The objective, of course, is to draw the reader into the story, to make them Dressed in a crisp polo shirt and swathed in cologne, he races his Nissan Maxima through the rain-slicked streets of Manhattan, late for a date with a tall brunette. Notice how Elliott effectively uses phrases like “crisp polo shirt” and “rain-slicked streets.” We don’t yet know exactly what this article is about, but we’re drawn into the story through these descriptive passages.
But much of the writing found in any newspaper is done in a much more feature-oriented way.
Writing ledes for feature stories is a very different craft than writing hard-news ledes.
So now we know – this is the story of a Brooklyn imam who helps bring young Muslim couples together for marriage.
Elliott could just as easily have written the story with a hard-news lede something like this: That’s certainly quicker.
The people who died at the Reina nightclub spanned continents, cultures and religions.
Of the 39 people confirmed to have died, 24 were foreign nationals: seven Saudis, two Indians, one Canadian, one Syrian, one Israeli, two Morrocans, three Lebanese, two Tunisians, one dual Belgian-Turkish national and four Iraqis.
Not everything over there is fully functional yet, and the internal links still point to this blog, and will for the indefinite future.
It usually follows the first few paragraphs of the scene-setting or story-telling the writer has done.
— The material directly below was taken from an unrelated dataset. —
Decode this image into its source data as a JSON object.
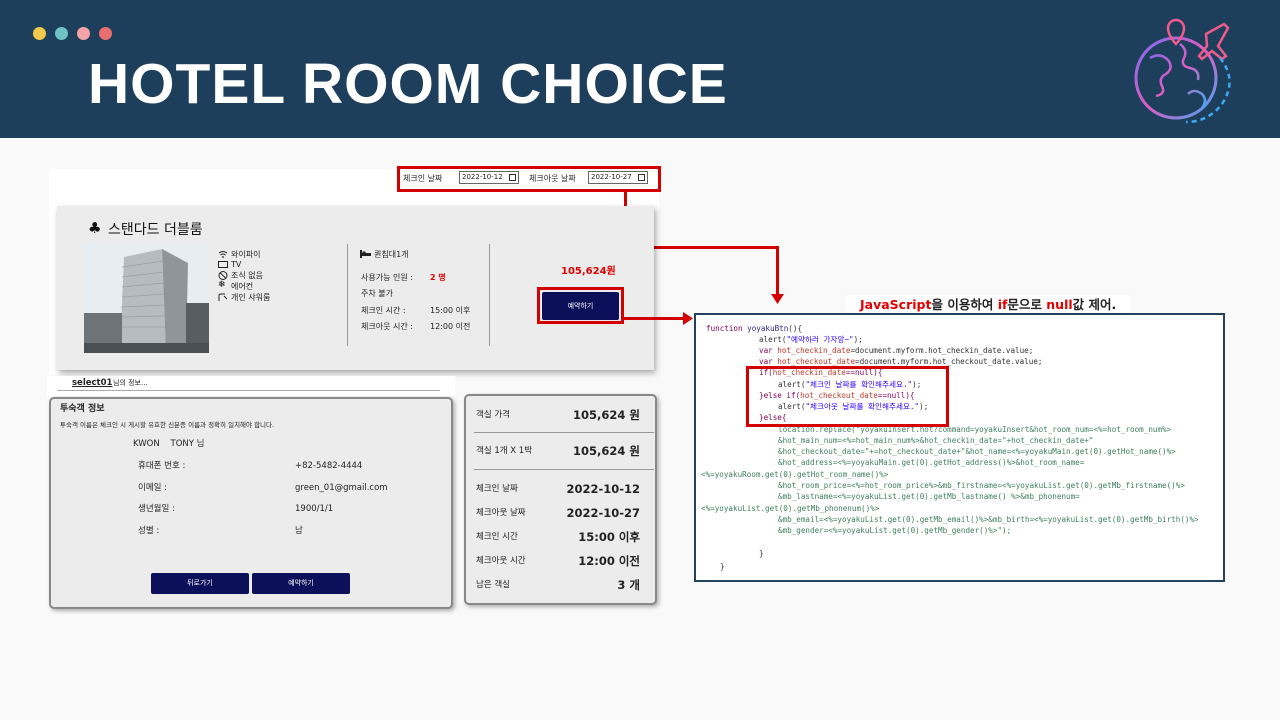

Here’s Andrea Elliott’s lede again, this time with the nutgraf included: Dressed in a crisp polo shirt and swathed in cologne, he races his Nissan Maxima through the rain-slicked streets of Manhattan, late for a date with a tall brunette. Week after week, Muslims embark on dates with him in tow. Shata, the imam of a Bay Ridge mosque, juggles some 550 "marriage candidates," from a gold-toothed electrician to a professor at Columbia University.
The meetings often unfold on the green velour couch of his office, or over a meal at his favorite Yemeni restaurant on Atlantic Avenue.